Charles Derber. Corporation Nation.(Corporation Nation)
Author/s: Dexter Napier
Issue: Spring-Summer, 2002
Charles Derber. Corporation Nation. New York: St. Martin's Griffin Press, 2000. No price.
Corporation Nation by Charles Derber uses the robber baron image of the Gilded Age as a comparison to the leadership and power of large corporations today. Most chapters compare the liberal, conservative and populist view that Derber favors. Many examples are given of the power robber barons of the past and corporation executives of today exercise. The author uses the corporate mystique to define the way that government as well as the individual have become corporation friendly.

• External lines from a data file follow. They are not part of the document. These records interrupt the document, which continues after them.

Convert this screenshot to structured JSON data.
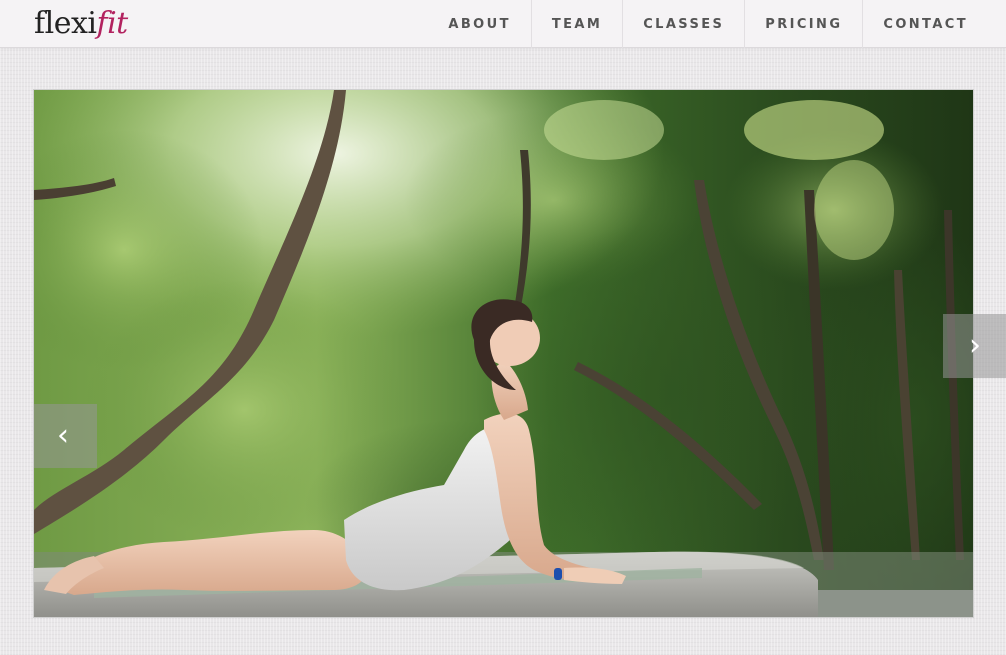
{
  "brand": {
    "logo_part1": "flexi",
    "logo_part2": "fit",
    "accent_color": "#b2225f"
  },
  "nav": {
    "items": [
      {
        "label": "ABOUT"
      },
      {
        "label": "TEAM"
      },
      {
        "label": "CLASSES"
      },
      {
        "label": "PRICING"
      },
      {
        "label": "CONTACT"
      }
    ]
  },
  "slider": {
    "prev_glyph": "‹",
    "next_glyph": "›"
  }
}
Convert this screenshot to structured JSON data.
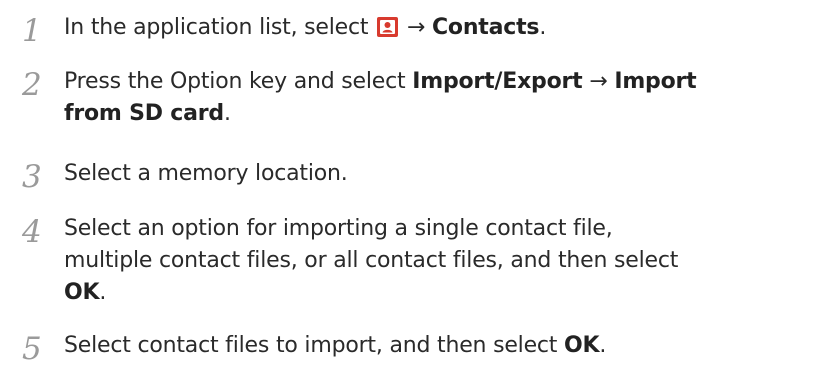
{
  "steps": [
    {
      "number": "1",
      "pre": "In the application list, select ",
      "icon": "contacts-app-icon",
      "arrow": " → ",
      "bold": "Contacts",
      "post": "."
    },
    {
      "number": "2",
      "pre": "Press the Option key and select ",
      "bold1": "Import/Export",
      "arrow": " → ",
      "bold2a": "Import",
      "bold2b": "from SD card",
      "post": "."
    },
    {
      "number": "3",
      "text": "Select a memory location."
    },
    {
      "number": "4",
      "line1": "Select an option for importing a single contact file,",
      "line2": "multiple contact files, or all contact files, and then select",
      "bold": "OK",
      "post": "."
    },
    {
      "number": "5",
      "pre": "Select contact files to import, and then select ",
      "bold": "OK",
      "post": "."
    }
  ],
  "colors": {
    "text": "#2a2a2a",
    "step_number": "#9a9a9a",
    "icon_red": "#d83a2e"
  }
}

He suggests possible ways in which to reform corporations with a new vision of how they should and can become more responsible to society as a whole. Derber believes that the reforms needed are similar to those that took place by way of the progressive movement in the Industrial Age. The globalization we now face will have many problems connected with change; this book is a reasonable guide as to how we can make the enlightened choices that make equality a possibility in a world of very little equality.

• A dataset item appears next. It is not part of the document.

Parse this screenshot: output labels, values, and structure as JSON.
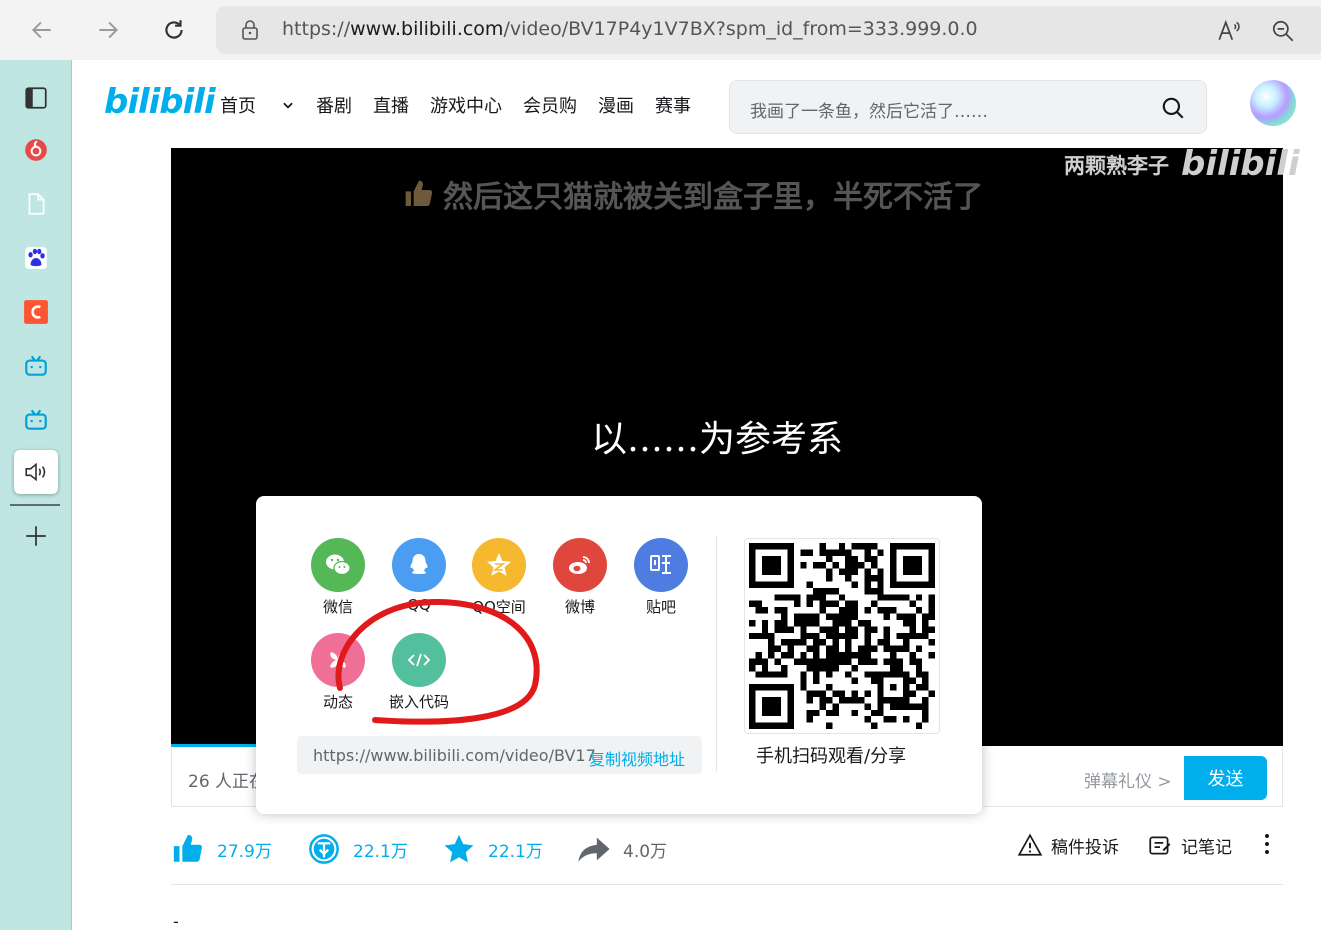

The introduction by Ralph Nader speaks of a "new problem with no name"--a situation that leaves millions of Americans powerless and insecure in their work lives due to the power corporations wield today. Many corporations are more powerful than some countries. The author also writes that we as citizens are becoming more obsessed with money; we have become a greedy, materialistic society of mass consumers, which is exactly what powerful corporations want and have planned for. Nader believes that a positive populism movement similar to the changes led by the social movement reformers during the Golden Age is what we need in order to correct the problem.
Derber breaks down the myths that corporations use to keep their corporate mystique alive. First, the overwhelming one is that the collapse of the corporation could be a threat to the nation economically. The next myth is that competition is so fierce and technology so fast that we, as a nation, should not worry about monopolies and oligopolies. Their reasoning is who needs competition as long as corporations are delivering goods at a reasonable price. And lastly, those corporations are being empowered by competition and government regulations. According to Derber, what is not myth is the truth that multinational corporations are after absolute power. They are interested in monopolies because it leads to collaboration with rivals and less government regulation. To Derber, another truth is that the truly disempowered are small businesses, workers and unions.
Derber discusses the new "anxious class" made up of workers that work in fear of being laid-off or replaced by temporary workers or contract labor. He writes that there has not been this much tension since the days of the Great Depression. These corporations have broken the social contract with the people of this nation, the contract of Franklin D. Roosevelt made in the New Deal. This new version of problems has been brought about partly by the corporate mystique illustrated in this volume, a mystique that equates corporations with private power and individual rights that have been kept alive by business leaders, jurists and intellectuals. Its centerpiece is the corporation's right to the same rights as the individual. The corporation is gaining the kind of absolute sovereignty that Americans fought against in the revolution of 1776 with the CEO feeling beyond the will of the stockholder. Corporations now only answer to themselves because they can enter into their own contracts, can sue themselves, sue someone else and can exist forever. This "corpocracy" can shield its corporate officers from political and judicial review and are elevating the CEO to the level of Plato's "Philosopher King."
Derber believes that there is hope for our plight only if we take a few steps to change the way we look at politics. He believes this can happen if we return our basic rights to the individual and take it back from the corporations. To do this we need to return to active involvement in labor movements. These movements nationally and globally need to reach out to sweatshop workers, temporary workers, white-collar, pink-collar workers and mangers. As another step we can use community groups to fight for jobs, living wages, schools, for safe streets and affordable housing. We must reaffirm strength in families, churches, schools, foundations and volunteer work for agencies that support these. Next is a return to a populist, multi-culturalism that is interested in immigrants and ethnic communities and a return to new policies concerning race, gender and secular preferences. Lastly is support for Green populism, which fights to preserve nature and the environment. All of these should work in concert to push a new populist movement dedicated to taking back our individual rights from large corporations.
Corporation Nation is a well-written book. It is organized in a manner that gives the reader an ever-increasing knowledge of the subject as you continue through the book. The use of the Gilded Age image to ponder today's questions is a good choice that takes the reader on a tour of the history of manipulation by the "Corporation nation" of which we are now a part. The book reads easily and is aimed at the individual who is interested in the political changes we must face as globalization becomes a larger part of our lives.
Derber's book makes a valuable contribution to the subject because the author is not afraid to tackle the tough questions that need to be asked. He also gives possible solutions to the problems presented.
Dexter NapierEastern Kentucky UniversityRichmond, Kentucky 40475
COPYRIGHT 2002 Pi Gamma Mu
COPYRIGHT 2002 Gale Group